Rah, Team, Rah

What makes a team




Baseball is a team sport. I have heard that preached to me since I was boy: Rah-rah'ed to me by Little League coaches, mantra'd from my high school coaches, promised by my college coaches.

Now I'm a pro, and I admit, as such I have questioned the truth of the team sermon. After watching the rise and fall of individuals through the media and the divinity it grants a privileged few before wantonly casting them from the heavens in the next breath, I can't help but wonder what truly defines the word team.  There are, after all, only so many roster spots, so many contract dollars, so many opportunities. Teammate or not, not everyone gets what they want in this game.

I know it takes more then one person to play this sport. I know there are nine positions on a baseball field. But the concept of team is more then the numbers required to fill locations. I'd be a fool to tell you money doesn't talk in this world of ours, and be lying if I said I don't want to beat all comers to a spot in the bigs. Yet, in my heart, I still believe this is a team game. Not because of what old coaches preach, what numbers say, or what Disney movies evoke. I believe this is a team game because I know what its like to lose with a team, and win with one . . .

I made it to the gate first, but my emotions were driving me at a reckless pace and I couldn't get it open. In my elation I couldn't make the simple latch work. It was as if I forgot how to spell my name or tie my shoes; something so simple was now so foreign in that glorious moment.

The rest of the pen was immediately on top on me. Suffering from the same adrenaline stupor, they would have pushed me through the fence or simply knocked it down had I not gotten the gate open. When it flung wide, we burst through like a raging river.  Across the outfield we ran, screaming like wild men, like warriors charging into battle. It was the last sprint we would run that season.

The air was cold the night of Sept. 15th; the first real signs of autumn were creeping across Missouri's landscape. The chill was a reminder we were in postseason play. The stands were filled with deep Cardinal red, surging on every out. Springfield's fans were marvelous and horrifying, a united front against the evil team who came prowling around their house for a championship. Truly, they were a formidable 10th man, and we felt like real players in their presence. Like us, they never doubted the ability of the home team. However, after cruising through the first eight innings with an 11- 0 lead we began to think the game was over, that we had won and the mighty Cardinals were slain. We were wrong.

Shock was an understatement, more dread and nausea as we sat in the pen watching the Cardinals come alive in the ninth inning. They scored seven times before we recorded an out. A four-run lead seemed so fragile after enjoying the safety of 11. In the pen we relievers paced, clinging to the chain link fence, squeezing it in frustration, leaning on it for support. We cheered for our teammates but it was futile. We were too far away for them to hear us, our voices drowned in a sea of roaring crimson. We talked nervously amongst ourselves, asking how we offended the baseball gods? Did we put the balls away to soon? Did we talk to confidently about being victorious? Were the Cardinals just toying with us? We were clueless, helpless and sick over a dream fast turning into a nightmare.

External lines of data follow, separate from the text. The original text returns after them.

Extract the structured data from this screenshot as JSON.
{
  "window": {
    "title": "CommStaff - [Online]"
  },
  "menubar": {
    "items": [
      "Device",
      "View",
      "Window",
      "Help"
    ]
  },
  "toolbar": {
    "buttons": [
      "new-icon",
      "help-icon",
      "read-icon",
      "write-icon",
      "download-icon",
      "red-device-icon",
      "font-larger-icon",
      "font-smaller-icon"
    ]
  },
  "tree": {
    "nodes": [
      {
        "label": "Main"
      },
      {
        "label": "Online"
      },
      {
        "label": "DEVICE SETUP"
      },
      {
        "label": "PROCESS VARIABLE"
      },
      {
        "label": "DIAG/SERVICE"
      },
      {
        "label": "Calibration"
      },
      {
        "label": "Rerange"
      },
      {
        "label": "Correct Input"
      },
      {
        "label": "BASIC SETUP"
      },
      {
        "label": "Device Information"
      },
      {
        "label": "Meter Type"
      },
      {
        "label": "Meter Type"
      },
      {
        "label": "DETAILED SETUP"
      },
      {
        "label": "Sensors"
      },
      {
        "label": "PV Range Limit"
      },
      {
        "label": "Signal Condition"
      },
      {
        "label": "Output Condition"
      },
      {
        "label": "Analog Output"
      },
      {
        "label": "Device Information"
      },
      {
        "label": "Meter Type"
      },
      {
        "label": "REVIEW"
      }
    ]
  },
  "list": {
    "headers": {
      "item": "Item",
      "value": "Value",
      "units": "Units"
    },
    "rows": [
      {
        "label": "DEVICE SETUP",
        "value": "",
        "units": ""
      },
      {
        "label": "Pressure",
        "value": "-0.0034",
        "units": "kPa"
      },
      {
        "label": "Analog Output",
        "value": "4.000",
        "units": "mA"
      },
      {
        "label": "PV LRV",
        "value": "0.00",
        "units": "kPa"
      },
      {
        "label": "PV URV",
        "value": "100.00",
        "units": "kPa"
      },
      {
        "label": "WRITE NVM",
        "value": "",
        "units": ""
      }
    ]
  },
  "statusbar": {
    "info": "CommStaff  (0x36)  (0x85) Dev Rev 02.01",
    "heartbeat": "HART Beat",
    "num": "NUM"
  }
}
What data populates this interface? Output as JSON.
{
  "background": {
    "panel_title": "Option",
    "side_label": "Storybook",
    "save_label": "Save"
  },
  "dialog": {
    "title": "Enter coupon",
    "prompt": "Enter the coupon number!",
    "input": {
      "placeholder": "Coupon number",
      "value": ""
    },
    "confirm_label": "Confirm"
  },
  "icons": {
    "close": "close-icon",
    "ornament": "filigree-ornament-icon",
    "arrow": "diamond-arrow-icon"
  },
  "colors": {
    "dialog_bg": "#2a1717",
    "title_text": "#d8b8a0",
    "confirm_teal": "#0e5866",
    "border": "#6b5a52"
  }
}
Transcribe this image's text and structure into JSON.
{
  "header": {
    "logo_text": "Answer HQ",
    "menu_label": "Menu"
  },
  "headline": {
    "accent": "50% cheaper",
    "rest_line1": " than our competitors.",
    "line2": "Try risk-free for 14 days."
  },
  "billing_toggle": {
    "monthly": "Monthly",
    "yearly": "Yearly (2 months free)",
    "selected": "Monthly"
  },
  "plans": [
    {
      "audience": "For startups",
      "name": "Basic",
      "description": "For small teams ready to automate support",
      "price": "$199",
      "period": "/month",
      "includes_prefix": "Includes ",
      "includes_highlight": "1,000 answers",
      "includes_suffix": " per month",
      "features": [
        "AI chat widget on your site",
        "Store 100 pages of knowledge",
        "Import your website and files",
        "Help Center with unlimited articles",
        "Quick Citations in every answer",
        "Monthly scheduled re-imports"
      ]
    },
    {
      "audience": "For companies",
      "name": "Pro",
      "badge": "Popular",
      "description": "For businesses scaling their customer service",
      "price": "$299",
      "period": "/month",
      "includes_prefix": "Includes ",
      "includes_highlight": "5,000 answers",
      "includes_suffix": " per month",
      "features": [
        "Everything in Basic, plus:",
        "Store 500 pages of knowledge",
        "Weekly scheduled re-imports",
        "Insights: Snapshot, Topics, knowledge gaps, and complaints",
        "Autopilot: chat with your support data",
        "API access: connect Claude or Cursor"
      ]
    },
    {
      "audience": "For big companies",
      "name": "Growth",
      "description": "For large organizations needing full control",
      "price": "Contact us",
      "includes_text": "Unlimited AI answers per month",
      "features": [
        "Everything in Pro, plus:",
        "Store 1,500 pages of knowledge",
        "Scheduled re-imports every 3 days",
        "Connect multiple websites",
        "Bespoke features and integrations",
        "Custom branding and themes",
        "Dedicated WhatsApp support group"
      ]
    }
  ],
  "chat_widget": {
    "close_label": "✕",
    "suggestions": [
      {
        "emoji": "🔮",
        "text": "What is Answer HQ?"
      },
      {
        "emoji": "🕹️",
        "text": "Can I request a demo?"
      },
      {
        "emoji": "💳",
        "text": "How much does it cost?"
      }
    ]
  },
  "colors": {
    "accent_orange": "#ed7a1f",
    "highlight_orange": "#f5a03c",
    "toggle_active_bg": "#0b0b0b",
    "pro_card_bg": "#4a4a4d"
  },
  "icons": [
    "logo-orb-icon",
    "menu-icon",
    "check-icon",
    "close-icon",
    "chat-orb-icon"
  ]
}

Baseball, being a game of averages, was against such anomalous comebacks, yet baseball, being a game of magic, never ruled it as impossible. Fortunately for us, the averages aspect proved the better, and the Cardinals' war machine came to a stop with an anti-climactic grounder to third base. The ball was scooped up and thrown across the field like any other and, at the same time, unlike any I'd ever seen. It seemed to stand still, as if the field, the stadium and the whole earth itself moved around it. It carried the expectation of a 147-game season on it, the culmination of every drop of sweat, every sacrifice and every hope. Thousands of eyes watched, dozens of hearts pushed, and two hands caught the ball the ended the 2007 Texas League season.

I was in a full sprint, my arms raised in a V with both fist clenched, as I crossed the infield dirt. Others had torn off their jackets and thrown their hats as they ran. We were set to collide with the pile of the teammates already forming at the pitchers mound. The bullpen arrived last and landed on the top of that screaming mountain of uniforms. Underneath, we could hear cries for mercy from the crushed. They begged us to relent, crying they couldn't breathe, that something was going to break if we didn't get off. We got off, backed up, and jumped on again!

When we had our fill, we peeled off and stumbled around, staggered by the reality of our victory. Hugs, shouts, arms over shoulders, more hugs . . . There we stood, on the patch of grass we called home, a pack of grown men, big kids, and wild warriors, amazed we could do the very thing we only whispered about in spring training, back before teams were made. We were transformed, a family now, baptized by the power of a championship . . .

It's good to see my old teammates come spring training, their faces like pages where all those great, magical baseball moments are recorded, written in a language only we can understand. I will always remember what we experienced together, the weathering of defeat and the pride of victory. Those men may go onto greater things then I, or disappear into the blur of life, but they will always be my teammates.